**What is being asked:** Give the data again exactly, without its images.

**Information:**
-------

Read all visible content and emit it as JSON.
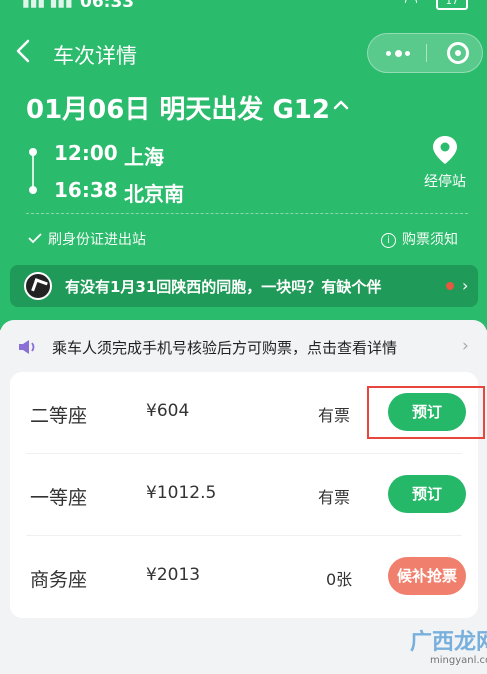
{
  "status_bar": {
    "time": "06:33",
    "battery": "17"
  },
  "header": {
    "title": "车次详情"
  },
  "trip": {
    "date_line": "01月06日  明天出发  G12",
    "depart_time": "12:00",
    "depart_station": "上海",
    "arrive_time": "16:38",
    "arrive_station": "北京南",
    "via_label": "经停站",
    "id_note": "刷身份证进出站",
    "ticket_notice": "购票须知"
  },
  "community": {
    "message": "有没有1月31回陕西的同胞，一块吗？有缺个伴"
  },
  "verify_banner": {
    "text": "乘车人须完成手机号核验后方可购票，点击查看详情"
  },
  "seats": [
    {
      "name": "二等座",
      "price": "¥604",
      "availability": "有票",
      "button": "预订",
      "button_color": "#24b868"
    },
    {
      "name": "一等座",
      "price": "¥1012.5",
      "availability": "有票",
      "button": "预订",
      "button_color": "#24b868"
    },
    {
      "name": "商务座",
      "price": "¥2013",
      "availability": "0张",
      "button": "候补抢票",
      "button_color": "#f0806d"
    }
  ],
  "watermark": {
    "title": "广西龙网",
    "url": "mingyanl.com"
  },
  "colors": {
    "primary_green": "#2bbb6c",
    "highlight_red": "#e8453c"
  }
}
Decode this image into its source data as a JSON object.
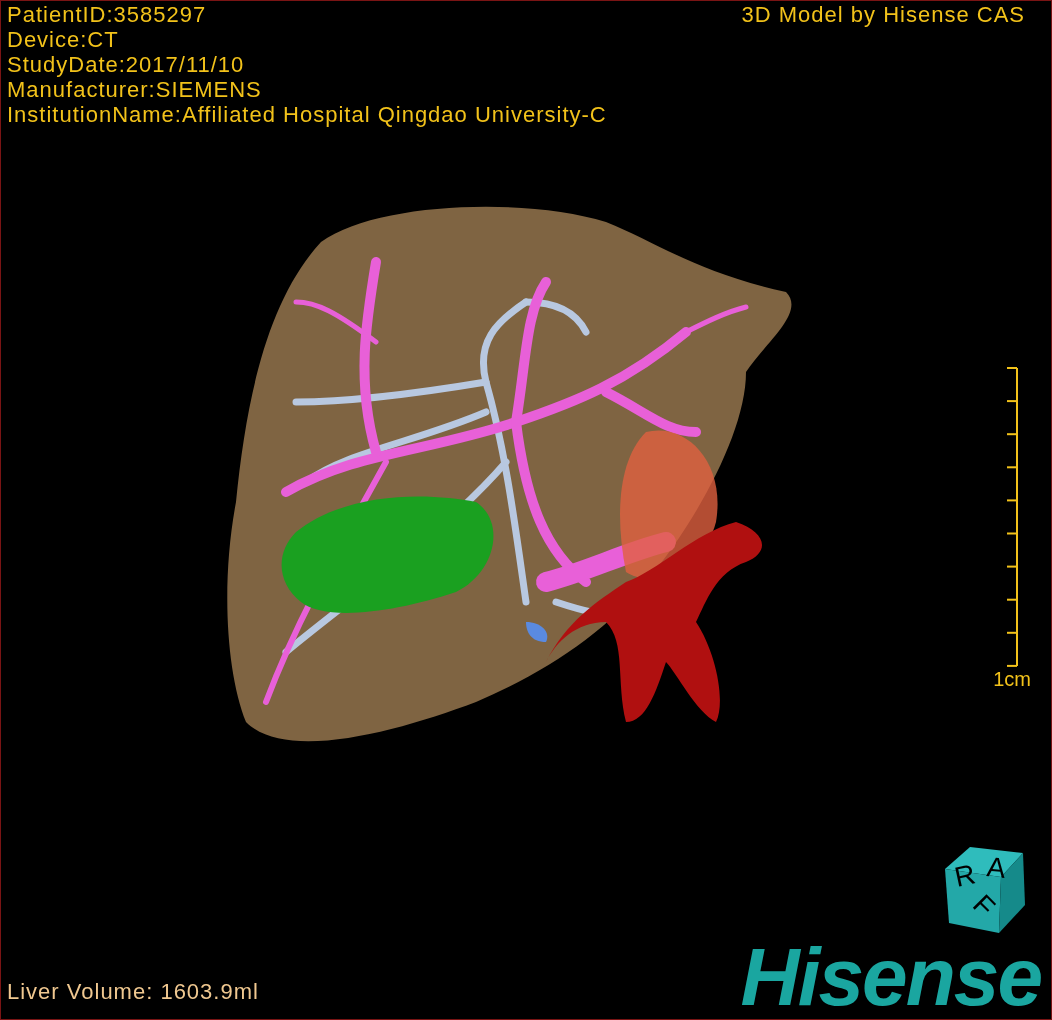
{
  "study_info": [
    "PatientID:3585297",
    "Device:CT",
    "StudyDate:2017/11/10",
    "Manufacturer:SIEMENS",
    "InstitutionName:Affiliated Hospital Qingdao University-C"
  ],
  "title": "3D Model by Hisense CAS",
  "scale_bar": {
    "label": "1cm"
  },
  "orientation_cube": {
    "letters": [
      "R",
      "A",
      "F"
    ]
  },
  "liver_volume": "Liver Volume: 1603.9ml",
  "logo": "Hisense"
}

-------

**Reply:**
Read all visible content and emit it as JSON.
{
  "status_bar": {
    "time": "06:33",
    "battery": "17"
  },
  "header": {
    "title": "车次详情"
  },
  "trip": {
    "date_line": "01月06日  明天出发  G12",
    "depart_time": "12:00",
    "depart_station": "上海",
    "arrive_time": "16:38",
    "arrive_station": "北京南",
    "via_label": "经停站",
    "id_note": "刷身份证进出站",
    "ticket_notice": "购票须知"
  },
  "community": {
    "message": "有没有1月31回陕西的同胞，一块吗？有缺个伴"
  },
  "verify_banner": {
    "text": "乘车人须完成手机号核验后方可购票，点击查看详情"
  },
  "seats": [
    {
      "name": "二等座",
      "price": "¥604",
      "availability": "有票",
      "button": "预订",
      "button_color": "#24b868"
    },
    {
      "name": "一等座",
      "price": "¥1012.5",
      "availability": "有票",
      "button": "预订",
      "button_color": "#24b868"
    },
    {
      "name": "商务座",
      "price": "¥2013",
      "availability": "0张",
      "button": "候补抢票",
      "button_color": "#f0806d"
    }
  ],
  "watermark": {
    "title": "广西龙网",
    "url": "mingyanl.com"
  },
  "colors": {
    "primary_green": "#2bbb6c",
    "highlight_red": "#e8453c"
  }
}
Decode this image into its source data as a JSON object.
{
  "study_info": [
    "PatientID:3585297",
    "Device:CT",
    "StudyDate:2017/11/10",
    "Manufacturer:SIEMENS",
    "InstitutionName:Affiliated Hospital Qingdao University-C"
  ],
  "title": "3D Model by Hisense CAS",
  "scale_bar": {
    "label": "1cm"
  },
  "orientation_cube": {
    "letters": [
      "R",
      "A",
      "F"
    ]
  },
  "liver_volume": "Liver Volume: 1603.9ml",
  "logo": "Hisense"
}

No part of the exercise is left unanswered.